"I know you were a bit—taken aback by Molly Weasley's behaviour"

Mark stared at Professor Dumbledore as he pondered over the statement. It wasn't entirely true. His gleaning of Mrs Weasley had told him one thing very clearly—her worry and love for Ginny was genuine.

"A bit, sir. But I understand. She—she cares for Ginny."

Professor Dumbledore seemed pleased by his reply, for he smiled and let out a small sigh.

"Indeed. She is quite overprotective of her family." Looking over his delicate spectacles, he added, "I believe it is a result of her losing her twin brothers in the last war."

The manner in which the Headmaster spoke told Mark that this was private information. Mark simply nodded in reply and took his leave.

"Good day, sir."

17th November 1992

Harry groaned inwardly as he was hauled to the front of the class. Lockhart was keen on including Harry during every one of his enactments, and to say Harry was not interested in being a part of them would be an understatement. The only reason he complied with the ponce of a professor was that any detention he got would also have to be served with Lockhart—and those were ten times worse than this.

This time he was supposed to be acting as a werewolf, one which the great Gilderoy Lockhart had bravely fought and defeated. Reluctantly, he got into his role. The quicker he played his part, the sooner he could get it over with.

"Nice loud howl, Harry — exactly — and then, if you'll believe it, I pounced — like this — slammed him to the floor — thus — with one hand, I managed to hold him down — with my other, I put my wand to his throat — I then screwed up my remaining strength and performed the immensely complex Homorphus Charm — he let out a piteous moan — go on, Harry — higher than that — good — the fur vanished — the fangs shrank — and he turned back into a man. Simple, yet effective — and another village will remember me forever as the hero who delivered them from the monthly terror of werewolf attacks."

The bell rang and Harry sighed in relief.
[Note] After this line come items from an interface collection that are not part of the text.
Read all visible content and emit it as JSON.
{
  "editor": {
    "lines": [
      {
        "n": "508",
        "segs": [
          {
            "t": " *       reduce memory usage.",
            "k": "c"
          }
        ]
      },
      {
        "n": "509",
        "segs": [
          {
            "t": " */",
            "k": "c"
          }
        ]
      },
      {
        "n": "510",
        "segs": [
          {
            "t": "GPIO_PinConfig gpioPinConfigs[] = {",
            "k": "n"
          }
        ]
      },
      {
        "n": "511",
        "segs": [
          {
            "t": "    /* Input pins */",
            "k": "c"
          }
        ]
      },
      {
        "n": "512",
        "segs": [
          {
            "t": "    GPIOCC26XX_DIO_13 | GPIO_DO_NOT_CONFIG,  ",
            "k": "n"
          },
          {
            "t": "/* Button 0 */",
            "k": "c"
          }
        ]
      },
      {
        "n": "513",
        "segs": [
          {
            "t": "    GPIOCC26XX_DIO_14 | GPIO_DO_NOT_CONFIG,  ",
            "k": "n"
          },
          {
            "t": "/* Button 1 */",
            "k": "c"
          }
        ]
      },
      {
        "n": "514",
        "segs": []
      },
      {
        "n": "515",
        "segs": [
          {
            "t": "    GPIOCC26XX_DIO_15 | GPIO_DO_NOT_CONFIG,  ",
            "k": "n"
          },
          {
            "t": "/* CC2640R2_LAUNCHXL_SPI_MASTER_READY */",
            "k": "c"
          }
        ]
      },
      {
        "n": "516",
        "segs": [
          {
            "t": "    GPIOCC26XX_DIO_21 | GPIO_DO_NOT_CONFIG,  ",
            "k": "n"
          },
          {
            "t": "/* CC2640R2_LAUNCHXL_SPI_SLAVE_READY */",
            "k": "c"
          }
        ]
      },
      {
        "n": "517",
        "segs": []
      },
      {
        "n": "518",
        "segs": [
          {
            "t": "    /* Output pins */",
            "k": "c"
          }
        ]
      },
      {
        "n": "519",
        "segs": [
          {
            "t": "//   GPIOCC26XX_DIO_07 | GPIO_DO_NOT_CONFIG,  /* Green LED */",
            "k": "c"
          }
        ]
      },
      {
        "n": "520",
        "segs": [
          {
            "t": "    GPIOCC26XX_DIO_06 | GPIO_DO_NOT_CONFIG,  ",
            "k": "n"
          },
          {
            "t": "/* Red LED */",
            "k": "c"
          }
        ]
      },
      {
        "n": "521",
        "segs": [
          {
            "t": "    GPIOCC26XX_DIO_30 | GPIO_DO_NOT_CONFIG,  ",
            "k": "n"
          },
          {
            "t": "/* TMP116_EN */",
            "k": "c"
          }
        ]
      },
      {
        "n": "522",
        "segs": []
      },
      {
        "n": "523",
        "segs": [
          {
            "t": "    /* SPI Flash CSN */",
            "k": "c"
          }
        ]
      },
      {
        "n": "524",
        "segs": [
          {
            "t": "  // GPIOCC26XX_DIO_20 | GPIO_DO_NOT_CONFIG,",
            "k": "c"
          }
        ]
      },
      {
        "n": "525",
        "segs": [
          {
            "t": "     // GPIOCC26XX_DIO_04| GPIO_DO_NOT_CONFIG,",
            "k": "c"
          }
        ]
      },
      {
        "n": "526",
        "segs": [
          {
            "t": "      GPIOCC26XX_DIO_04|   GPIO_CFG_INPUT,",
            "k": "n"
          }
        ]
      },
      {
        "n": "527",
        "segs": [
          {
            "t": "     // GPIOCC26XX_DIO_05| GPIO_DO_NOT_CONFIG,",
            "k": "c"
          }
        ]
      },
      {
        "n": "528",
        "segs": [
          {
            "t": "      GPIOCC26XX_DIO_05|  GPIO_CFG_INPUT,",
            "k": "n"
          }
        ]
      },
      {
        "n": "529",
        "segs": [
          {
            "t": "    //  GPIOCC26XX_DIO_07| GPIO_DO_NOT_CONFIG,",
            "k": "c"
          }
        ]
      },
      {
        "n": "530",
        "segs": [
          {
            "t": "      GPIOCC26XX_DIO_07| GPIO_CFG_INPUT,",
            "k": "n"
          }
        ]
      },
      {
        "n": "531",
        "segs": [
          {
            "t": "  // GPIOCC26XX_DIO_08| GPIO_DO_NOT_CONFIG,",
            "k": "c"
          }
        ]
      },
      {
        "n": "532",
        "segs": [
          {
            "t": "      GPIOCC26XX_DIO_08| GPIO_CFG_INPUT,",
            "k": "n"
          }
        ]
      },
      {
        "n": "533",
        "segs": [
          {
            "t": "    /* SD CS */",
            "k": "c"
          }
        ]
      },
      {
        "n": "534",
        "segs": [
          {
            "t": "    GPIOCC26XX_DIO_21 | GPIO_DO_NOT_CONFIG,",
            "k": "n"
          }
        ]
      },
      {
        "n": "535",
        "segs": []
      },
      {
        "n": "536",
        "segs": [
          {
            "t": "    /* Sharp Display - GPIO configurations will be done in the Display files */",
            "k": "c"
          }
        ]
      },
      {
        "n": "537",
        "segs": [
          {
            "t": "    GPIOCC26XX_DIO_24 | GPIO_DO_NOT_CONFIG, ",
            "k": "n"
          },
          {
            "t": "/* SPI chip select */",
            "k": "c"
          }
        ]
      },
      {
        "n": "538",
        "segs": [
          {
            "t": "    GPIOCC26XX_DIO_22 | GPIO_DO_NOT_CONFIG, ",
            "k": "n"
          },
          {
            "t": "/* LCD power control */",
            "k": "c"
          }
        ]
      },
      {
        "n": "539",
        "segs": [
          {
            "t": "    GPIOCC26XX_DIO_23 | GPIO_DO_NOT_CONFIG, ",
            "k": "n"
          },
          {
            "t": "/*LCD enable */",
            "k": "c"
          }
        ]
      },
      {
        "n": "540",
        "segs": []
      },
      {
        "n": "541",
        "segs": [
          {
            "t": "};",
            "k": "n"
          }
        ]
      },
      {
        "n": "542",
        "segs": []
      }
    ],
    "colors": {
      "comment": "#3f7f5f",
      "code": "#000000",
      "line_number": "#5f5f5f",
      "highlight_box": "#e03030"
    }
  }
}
He watched Lockhart get up and address the class.

"Homework — compose a poem about my defeat of the Wagga Wagga Werewolf! Signed copies of Magical Me to the author of the best one!"

Just like always. Another class gone, and Lockhart hadn't taught them any shred of Defence. That was unless theatre performance was a part of it. Looking at Lockhart, Harry decided it was time he checked those records.

AN: I'm back. Writing has resumed, and so will the story. I'm thankful for all the support from my readers. Visiting the review page is an inspirational treat for me.

Harry's story will take a front foot now, and the story has kicked off into action. The impact of the decisions Ginny and Mark made will become more prominent as the story progresses. Though Dumbledore has been informed, Harry doesn't know of the Diary or of Tom Riddle. This I feel is important, since it is an important piece in the puzzle he'll need to solve later; a piece he may not find in time.

As always, I hope you enjoyed reading this chapter. Chapter 13 and 14 have been rewritten and updated, and the rest will be done soon too. The next chapter will be released next week; a schedule I hope I'll be able to stick to.

Again, feedback is welcome. Please read and review.